Raymond Chandler became a mystery novelist after losing his job as an oil company executive, during the great depression. His writing career started with the publication of his first short story “Blackmailers Don’t Shoot” in Black Mask Magazine. His first novel, The Big Sleep was published in 1939.

During the course of his career, he would write seven novels with an eighth novel partially completed (it would go on to be completed by mystery novelist Robert B. Parker.), and of his seven novels, only Playback would not be made into a motion picture. In 1958, a year before he died, Raymond Chandler was elected as president of the Mystery Writers of America.

The list of his seven novels are (in order of publiction):

The Big Sleep (1939)

The Big Sleep: A Novel (Philip Marlowe series Book 1) by [Raymond Chandler, Richard Amsel Movie Tie-In Cover]
Farewell, My Lovely (1940)
book cover of Farewell, My Lovely

The High Window (1942)

book cover of The High Window

The Lady in the Lake (1943)

book cover of The Lady in the Lake

The Little Sister (1949)

book cover of The Little Sister

The Long Goodbye (1953)

book cover of The Long Goodbye

Playback (1958)

Playback: A Novel (Philip Marlowe series Book 7) by [Raymond Chandler]

Trouble Is My Business is a collection of short stories. (It was written in 1939)

Trouble Is My Business: A Novel (Philip Marlowe series Book 8) by [Raymond Chandler]

The Simple Art of Murder is a collection of essays and short stories. (it was written in 1950)

The Simple Art of Murder by [Raymond Chandler]

The Big Sleep Review/ The Ninetoes Book of the Month January 2022

The Big Sleep: A Novel (Philip Marlowe series Book 1) by [Raymond Chandler, Richard Amsel Movie Tie-In Cover]

TITLE: The Big Sleep (Philip Marlowe series Book #1)

AUTHOR: Raymond Chandler

GENRE: Mystery

PAGES: 200

FORMAT: E-book

PRICE: $11.99 e-book

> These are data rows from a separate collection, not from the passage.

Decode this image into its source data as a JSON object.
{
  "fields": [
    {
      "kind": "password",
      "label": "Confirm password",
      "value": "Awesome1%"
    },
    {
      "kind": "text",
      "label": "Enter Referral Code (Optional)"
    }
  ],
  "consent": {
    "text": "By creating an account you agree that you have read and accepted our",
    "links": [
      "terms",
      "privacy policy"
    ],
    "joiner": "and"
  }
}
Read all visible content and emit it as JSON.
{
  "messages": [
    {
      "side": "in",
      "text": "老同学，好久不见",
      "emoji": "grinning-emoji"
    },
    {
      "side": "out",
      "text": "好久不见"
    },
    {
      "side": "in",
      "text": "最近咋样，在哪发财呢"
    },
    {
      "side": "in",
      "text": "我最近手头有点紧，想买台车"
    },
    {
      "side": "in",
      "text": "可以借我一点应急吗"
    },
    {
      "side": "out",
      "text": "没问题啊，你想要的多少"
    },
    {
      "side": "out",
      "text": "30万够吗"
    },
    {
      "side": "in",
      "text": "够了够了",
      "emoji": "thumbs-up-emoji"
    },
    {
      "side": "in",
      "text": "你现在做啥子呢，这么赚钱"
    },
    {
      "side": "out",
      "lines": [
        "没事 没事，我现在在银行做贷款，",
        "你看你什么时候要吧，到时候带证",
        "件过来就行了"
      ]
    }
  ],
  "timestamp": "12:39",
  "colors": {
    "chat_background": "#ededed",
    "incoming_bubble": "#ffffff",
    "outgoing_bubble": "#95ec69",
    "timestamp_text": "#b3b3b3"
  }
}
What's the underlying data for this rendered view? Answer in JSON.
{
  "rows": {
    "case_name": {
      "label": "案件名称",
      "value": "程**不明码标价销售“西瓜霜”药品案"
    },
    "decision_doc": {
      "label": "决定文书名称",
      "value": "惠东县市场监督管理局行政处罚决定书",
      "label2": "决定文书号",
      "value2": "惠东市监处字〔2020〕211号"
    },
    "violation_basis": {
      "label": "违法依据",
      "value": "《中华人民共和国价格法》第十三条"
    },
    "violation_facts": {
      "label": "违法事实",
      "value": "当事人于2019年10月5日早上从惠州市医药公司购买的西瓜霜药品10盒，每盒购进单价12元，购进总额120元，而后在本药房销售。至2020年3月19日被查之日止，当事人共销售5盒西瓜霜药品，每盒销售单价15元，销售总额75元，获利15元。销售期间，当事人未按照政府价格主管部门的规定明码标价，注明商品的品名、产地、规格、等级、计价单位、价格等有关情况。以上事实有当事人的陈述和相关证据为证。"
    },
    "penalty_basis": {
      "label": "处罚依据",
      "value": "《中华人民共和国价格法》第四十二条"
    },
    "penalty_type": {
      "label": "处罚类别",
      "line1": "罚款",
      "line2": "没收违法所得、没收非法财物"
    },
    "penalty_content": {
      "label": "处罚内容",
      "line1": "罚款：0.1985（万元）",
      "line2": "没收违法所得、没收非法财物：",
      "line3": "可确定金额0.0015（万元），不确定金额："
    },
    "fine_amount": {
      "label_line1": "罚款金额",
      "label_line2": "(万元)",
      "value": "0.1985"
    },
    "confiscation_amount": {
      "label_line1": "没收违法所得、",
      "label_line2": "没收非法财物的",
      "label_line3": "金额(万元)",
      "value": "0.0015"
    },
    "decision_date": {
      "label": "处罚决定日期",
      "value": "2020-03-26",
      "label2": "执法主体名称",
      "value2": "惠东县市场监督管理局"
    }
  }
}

When I was a kid, I would watch the old black and white movies on the television with my grandfather. He loved mysteries. He loved Humphrey Bogart. He also loved to read. On one particular Sunday, we watched THE BIG SLEEP Starring Bogey and Bacall. After watching the movie, he said the same thing he always said when we watched a movie based on a book: “The movie was good, the book is better.” These words followed me all of my life and for the most part, they are 99% correct. This is not one of those times.

Private Eye Philip is hired by a millionaire to handle the blackmailer of one of his two troublesome daughters. The daughters are wild to say the very least. Along the way, he gets mixed up in a missing person’s case, murder, and a pornography ring. He is also upsetting people in high-up places and making friends in low places. All the while dodging bullets and the two daughters’ sexual advances. All for twenty-five dollars a day plus expenses.

I dove into The Big Sleep three days ago. I was immediately sucked into Los Angeles in the 1940s. Chandler’s words flowed off the page and created the movie in my mind perfectly. I walked alongside Marlowe and if I had a trench coat and fedora, I probably would have worn them while reading this book. As I read this book, I heard strains of 1940’s jazz music playing in my mind.

In this case, the book was equal with the Bogart and Bacall movie.

I give it 5 out of 5 bookmarks!